Please copy all of the records exactly, leaving nothing out.
BEGIN
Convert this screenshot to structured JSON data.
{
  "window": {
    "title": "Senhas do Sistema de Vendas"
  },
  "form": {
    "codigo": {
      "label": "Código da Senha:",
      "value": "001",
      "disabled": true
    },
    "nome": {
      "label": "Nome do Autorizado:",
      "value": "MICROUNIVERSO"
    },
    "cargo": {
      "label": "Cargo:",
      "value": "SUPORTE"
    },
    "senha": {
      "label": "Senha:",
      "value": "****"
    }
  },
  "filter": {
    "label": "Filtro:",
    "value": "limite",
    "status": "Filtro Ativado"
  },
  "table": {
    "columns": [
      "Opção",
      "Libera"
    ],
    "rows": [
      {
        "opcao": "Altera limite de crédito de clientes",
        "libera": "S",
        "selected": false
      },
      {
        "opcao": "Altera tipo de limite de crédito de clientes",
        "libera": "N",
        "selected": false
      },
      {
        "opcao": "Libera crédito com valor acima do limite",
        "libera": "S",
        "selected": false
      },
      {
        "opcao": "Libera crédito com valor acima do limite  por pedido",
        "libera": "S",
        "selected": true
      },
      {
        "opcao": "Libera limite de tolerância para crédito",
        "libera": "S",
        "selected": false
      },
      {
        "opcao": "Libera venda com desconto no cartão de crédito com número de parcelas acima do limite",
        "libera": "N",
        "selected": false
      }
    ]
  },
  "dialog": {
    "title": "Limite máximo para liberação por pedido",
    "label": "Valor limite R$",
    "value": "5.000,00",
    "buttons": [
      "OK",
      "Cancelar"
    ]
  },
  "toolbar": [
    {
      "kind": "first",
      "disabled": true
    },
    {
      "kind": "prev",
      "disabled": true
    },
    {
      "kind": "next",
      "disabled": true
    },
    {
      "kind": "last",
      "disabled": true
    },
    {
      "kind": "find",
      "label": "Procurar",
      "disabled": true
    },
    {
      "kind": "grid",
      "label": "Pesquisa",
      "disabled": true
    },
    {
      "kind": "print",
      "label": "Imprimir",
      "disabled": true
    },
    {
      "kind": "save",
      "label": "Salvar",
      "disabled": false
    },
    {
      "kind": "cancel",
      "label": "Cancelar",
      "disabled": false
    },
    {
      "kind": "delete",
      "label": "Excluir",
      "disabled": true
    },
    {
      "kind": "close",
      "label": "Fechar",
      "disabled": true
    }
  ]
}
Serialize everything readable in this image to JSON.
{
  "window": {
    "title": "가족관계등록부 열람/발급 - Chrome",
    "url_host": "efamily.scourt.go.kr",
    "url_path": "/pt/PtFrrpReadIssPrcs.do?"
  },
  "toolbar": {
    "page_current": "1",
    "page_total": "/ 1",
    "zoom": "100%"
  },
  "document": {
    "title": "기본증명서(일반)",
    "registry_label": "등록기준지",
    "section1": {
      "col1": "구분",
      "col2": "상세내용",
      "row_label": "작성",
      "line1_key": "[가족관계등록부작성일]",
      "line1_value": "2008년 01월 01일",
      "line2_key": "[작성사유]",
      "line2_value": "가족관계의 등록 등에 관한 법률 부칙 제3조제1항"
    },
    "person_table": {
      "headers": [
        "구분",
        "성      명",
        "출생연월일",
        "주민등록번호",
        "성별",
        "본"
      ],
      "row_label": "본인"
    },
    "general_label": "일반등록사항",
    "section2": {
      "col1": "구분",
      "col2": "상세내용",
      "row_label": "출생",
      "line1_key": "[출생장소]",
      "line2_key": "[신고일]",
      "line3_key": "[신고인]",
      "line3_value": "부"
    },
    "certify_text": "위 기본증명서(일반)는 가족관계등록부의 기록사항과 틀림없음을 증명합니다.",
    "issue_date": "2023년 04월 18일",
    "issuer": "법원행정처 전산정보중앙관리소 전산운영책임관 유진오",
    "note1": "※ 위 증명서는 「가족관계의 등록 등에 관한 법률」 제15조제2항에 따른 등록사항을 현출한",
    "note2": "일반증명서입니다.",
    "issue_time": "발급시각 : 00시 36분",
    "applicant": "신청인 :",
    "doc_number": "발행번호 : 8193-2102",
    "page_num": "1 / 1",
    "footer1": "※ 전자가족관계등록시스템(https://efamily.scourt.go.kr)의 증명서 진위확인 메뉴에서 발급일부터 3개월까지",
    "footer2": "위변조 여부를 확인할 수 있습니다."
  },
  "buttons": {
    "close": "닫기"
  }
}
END
__Output below__:
Convert this screenshot to structured JSON data.
{
  "window": {
    "title": "Senhas do Sistema de Vendas"
  },
  "form": {
    "codigo": {
      "label": "Código da Senha:",
      "value": "001",
      "disabled": true
    },
    "nome": {
      "label": "Nome do Autorizado:",
      "value": "MICROUNIVERSO"
    },
    "cargo": {
      "label": "Cargo:",
      "value": "SUPORTE"
    },
    "senha": {
      "label": "Senha:",
      "value": "****"
    }
  },
  "filter": {
    "label": "Filtro:",
    "value": "limite",
    "status": "Filtro Ativado"
  },
  "table": {
    "columns": [
      "Opção",
      "Libera"
    ],
    "rows": [
      {
        "opcao": "Altera limite de crédito de clientes",
        "libera": "S",
        "selected": false
      },
      {
        "opcao": "Altera tipo de limite de crédito de clientes",
        "libera": "N",
        "selected": false
      },
      {
        "opcao": "Libera crédito com valor acima do limite",
        "libera": "S",
        "selected": false
      },
      {
        "opcao": "Libera crédito com valor acima do limite  por pedido",
        "libera": "S",
        "selected": true
      },
      {
        "opcao": "Libera limite de tolerância para crédito",
        "libera": "S",
        "selected": false
      },
      {
        "opcao": "Libera venda com desconto no cartão de crédito com número de parcelas acima do limite",
        "libera": "N",
        "selected": false
      }
    ]
  },
  "dialog": {
    "title": "Limite máximo para liberação por pedido",
    "label": "Valor limite R$",
    "value": "5.000,00",
    "buttons": [
      "OK",
      "Cancelar"
    ]
  },
  "toolbar": [
    {
      "kind": "first",
      "disabled": true
    },
    {
      "kind": "prev",
      "disabled": true
    },
    {
      "kind": "next",
      "disabled": true
    },
    {
      "kind": "last",
      "disabled": true
    },
    {
      "kind": "find",
      "label": "Procurar",
      "disabled": true
    },
    {
      "kind": "grid",
      "label": "Pesquisa",
      "disabled": true
    },
    {
      "kind": "print",
      "label": "Imprimir",
      "disabled": true
    },
    {
      "kind": "save",
      "label": "Salvar",
      "disabled": false
    },
    {
      "kind": "cancel",
      "label": "Cancelar",
      "disabled": false
    },
    {
      "kind": "delete",
      "label": "Excluir",
      "disabled": true
    },
    {
      "kind": "close",
      "label": "Fechar",
      "disabled": true
    }
  ]
}
Serialize everything readable in this image to JSON.
{
  "window": {
    "title": "가족관계등록부 열람/발급 - Chrome",
    "url_host": "efamily.scourt.go.kr",
    "url_path": "/pt/PtFrrpReadIssPrcs.do?"
  },
  "toolbar": {
    "page_current": "1",
    "page_total": "/ 1",
    "zoom": "100%"
  },
  "document": {
    "title": "기본증명서(일반)",
    "registry_label": "등록기준지",
    "section1": {
      "col1": "구분",
      "col2": "상세내용",
      "row_label": "작성",
      "line1_key": "[가족관계등록부작성일]",
      "line1_value": "2008년 01월 01일",
      "line2_key": "[작성사유]",
      "line2_value": "가족관계의 등록 등에 관한 법률 부칙 제3조제1항"
    },
    "person_table": {
      "headers": [
        "구분",
        "성      명",
        "출생연월일",
        "주민등록번호",
        "성별",
        "본"
      ],
      "row_label": "본인"
    },
    "general_label": "일반등록사항",
    "section2": {
      "col1": "구분",
      "col2": "상세내용",
      "row_label": "출생",
      "line1_key": "[출생장소]",
      "line2_key": "[신고일]",
      "line3_key": "[신고인]",
      "line3_value": "부"
    },
    "certify_text": "위 기본증명서(일반)는 가족관계등록부의 기록사항과 틀림없음을 증명합니다.",
    "issue_date": "2023년 04월 18일",
    "issuer": "법원행정처 전산정보중앙관리소 전산운영책임관 유진오",
    "note1": "※ 위 증명서는 「가족관계의 등록 등에 관한 법률」 제15조제2항에 따른 등록사항을 현출한",
    "note2": "일반증명서입니다.",
    "issue_time": "발급시각 : 00시 36분",
    "applicant": "신청인 :",
    "doc_number": "발행번호 : 8193-2102",
    "page_num": "1 / 1",
    "footer1": "※ 전자가족관계등록시스템(https://efamily.scourt.go.kr)의 증명서 진위확인 메뉴에서 발급일부터 3개월까지",
    "footer2": "위변조 여부를 확인할 수 있습니다."
  },
  "buttons": {
    "close": "닫기"
  }
}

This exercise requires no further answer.